- _ABOUT THIS TASK_
Of the lines below, report only those that contain "Address".

Start of GIVEN DATA

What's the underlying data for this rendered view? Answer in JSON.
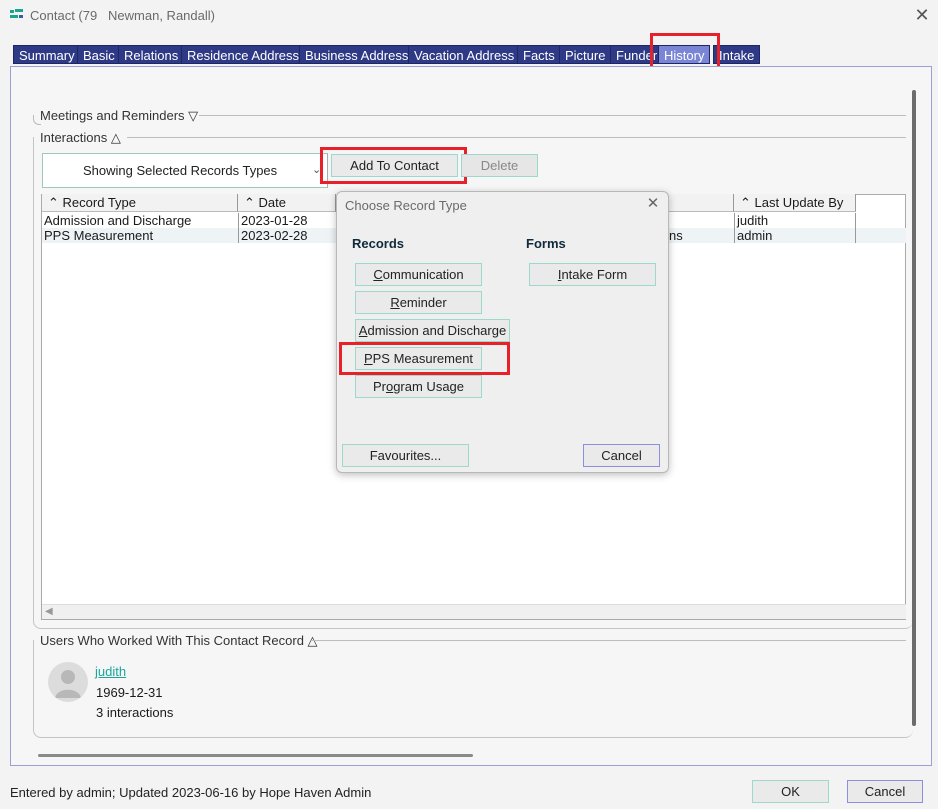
{
  "window": {
    "title": "Contact (79   Newman, Randall)"
  },
  "tabs": [
    {
      "label": "Summary"
    },
    {
      "label": "Basic"
    },
    {
      "label": "Relations"
    },
    {
      "label": "Residence Address"
    },
    {
      "label": "Business Address"
    },
    {
      "label": "Vacation Address"
    },
    {
      "label": "Facts"
    },
    {
      "label": "Picture"
    },
    {
      "label": "Funder"
    },
    {
      "label": "History"
    },
    {
      "label": "Intake"
    }
  ],
  "sections": {
    "meetings": "Meetings and Reminders ▽",
    "interactions": "Interactions △",
    "users": "Users Who Worked With This Contact Record △"
  },
  "interactions": {
    "filter_label": "Showing Selected Records Types",
    "add_button": "Add To Contact",
    "delete_button": "Delete",
    "columns": [
      "Record Type",
      "Date",
      "Last Update By"
    ],
    "rows": [
      {
        "record_type": "Admission and Discharge",
        "date": "2023-01-28",
        "hidden_fragment": "",
        "last_update_by": "judith"
      },
      {
        "record_type": "PPS Measurement",
        "date": "2023-02-28",
        "hidden_fragment": "ns",
        "last_update_by": "admin"
      }
    ]
  },
  "dialog": {
    "title": "Choose Record Type",
    "records_heading": "Records",
    "forms_heading": "Forms",
    "record_buttons": [
      {
        "mnemonic": "C",
        "rest": "ommunication"
      },
      {
        "mnemonic": "R",
        "rest": "eminder"
      },
      {
        "mnemonic": "A",
        "rest": "dmission and Discharge"
      },
      {
        "mnemonic": "P",
        "rest": "PS Measurement"
      },
      {
        "pre": "Pr",
        "mnemonic": "o",
        "rest": "gram Usage"
      }
    ],
    "form_buttons": [
      {
        "mnemonic": "I",
        "rest": "ntake Form"
      }
    ],
    "favourites_button": "Favourites...",
    "cancel_button": "Cancel"
  },
  "users": [
    {
      "name": "judith",
      "date": "1969-12-31",
      "interactions": "3 interactions"
    }
  ],
  "footer": {
    "status": "Entered by admin; Updated 2023-06-16 by Hope Haven Admin",
    "ok_button": "OK",
    "cancel_button": "Cancel"
  },
  "colors": {
    "tab_bg": "#2f3a86",
    "tab_active_bg": "#7a85d6",
    "highlight_red": "#e8202a",
    "link_teal": "#18a89a"
  }
}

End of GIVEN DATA

- _SOLUTION FOR THIS TASK_
      "label": "Residence Address"
      "label": "Business Address"
      "label": "Vacation Address"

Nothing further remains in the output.